* EXERCISE DETAILS: Work through the data and report how many lines include the string "message", giving the number alone.

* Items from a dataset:
################
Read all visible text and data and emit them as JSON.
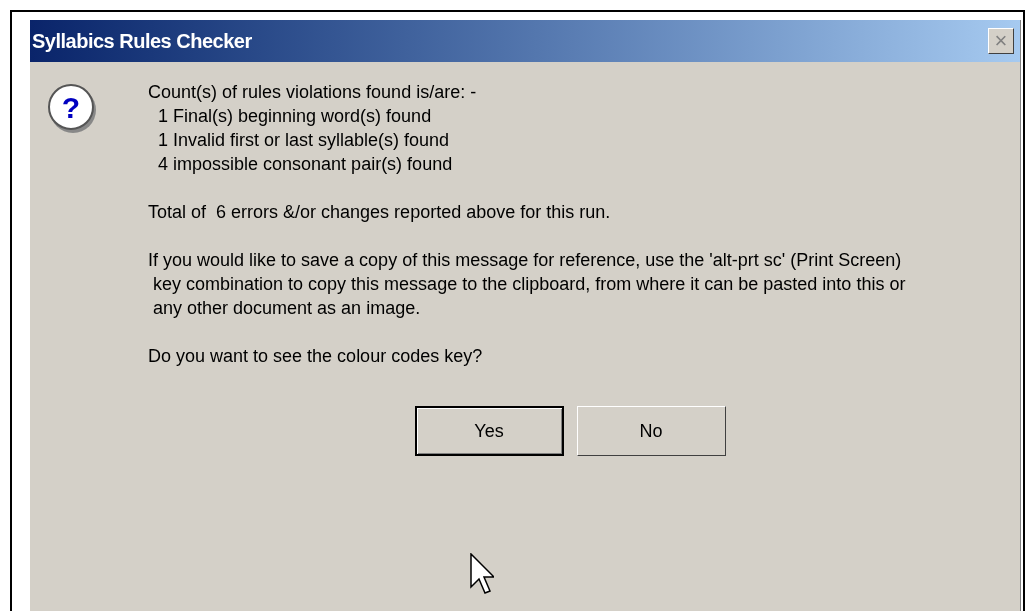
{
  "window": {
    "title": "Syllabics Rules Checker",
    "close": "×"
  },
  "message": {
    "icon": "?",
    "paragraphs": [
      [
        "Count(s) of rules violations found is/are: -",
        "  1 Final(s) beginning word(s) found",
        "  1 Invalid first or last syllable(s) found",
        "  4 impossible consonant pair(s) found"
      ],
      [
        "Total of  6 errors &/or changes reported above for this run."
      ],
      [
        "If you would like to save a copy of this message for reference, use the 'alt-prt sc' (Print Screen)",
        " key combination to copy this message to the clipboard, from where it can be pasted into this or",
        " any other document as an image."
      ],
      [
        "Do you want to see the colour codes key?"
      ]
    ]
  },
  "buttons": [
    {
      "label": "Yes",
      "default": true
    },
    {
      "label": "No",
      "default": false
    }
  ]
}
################
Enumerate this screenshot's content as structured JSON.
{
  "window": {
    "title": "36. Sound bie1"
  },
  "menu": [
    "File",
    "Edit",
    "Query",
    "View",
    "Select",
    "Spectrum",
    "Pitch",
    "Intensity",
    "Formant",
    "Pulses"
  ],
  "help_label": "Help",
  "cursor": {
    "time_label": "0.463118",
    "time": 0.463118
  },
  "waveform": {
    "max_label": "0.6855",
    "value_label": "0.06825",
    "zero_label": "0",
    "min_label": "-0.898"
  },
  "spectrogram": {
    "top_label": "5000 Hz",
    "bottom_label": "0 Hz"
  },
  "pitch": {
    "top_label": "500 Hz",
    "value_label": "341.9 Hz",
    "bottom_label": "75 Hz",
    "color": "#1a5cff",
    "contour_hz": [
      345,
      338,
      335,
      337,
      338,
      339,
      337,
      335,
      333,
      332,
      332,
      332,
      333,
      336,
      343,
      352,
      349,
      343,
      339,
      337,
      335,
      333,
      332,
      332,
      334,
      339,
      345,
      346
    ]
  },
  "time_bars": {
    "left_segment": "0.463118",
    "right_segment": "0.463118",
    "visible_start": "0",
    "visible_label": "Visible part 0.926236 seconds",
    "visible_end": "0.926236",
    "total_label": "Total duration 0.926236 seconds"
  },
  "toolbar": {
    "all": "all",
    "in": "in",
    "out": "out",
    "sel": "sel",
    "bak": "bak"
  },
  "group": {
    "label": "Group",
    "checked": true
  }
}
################
* EXERCISE RESULT: 3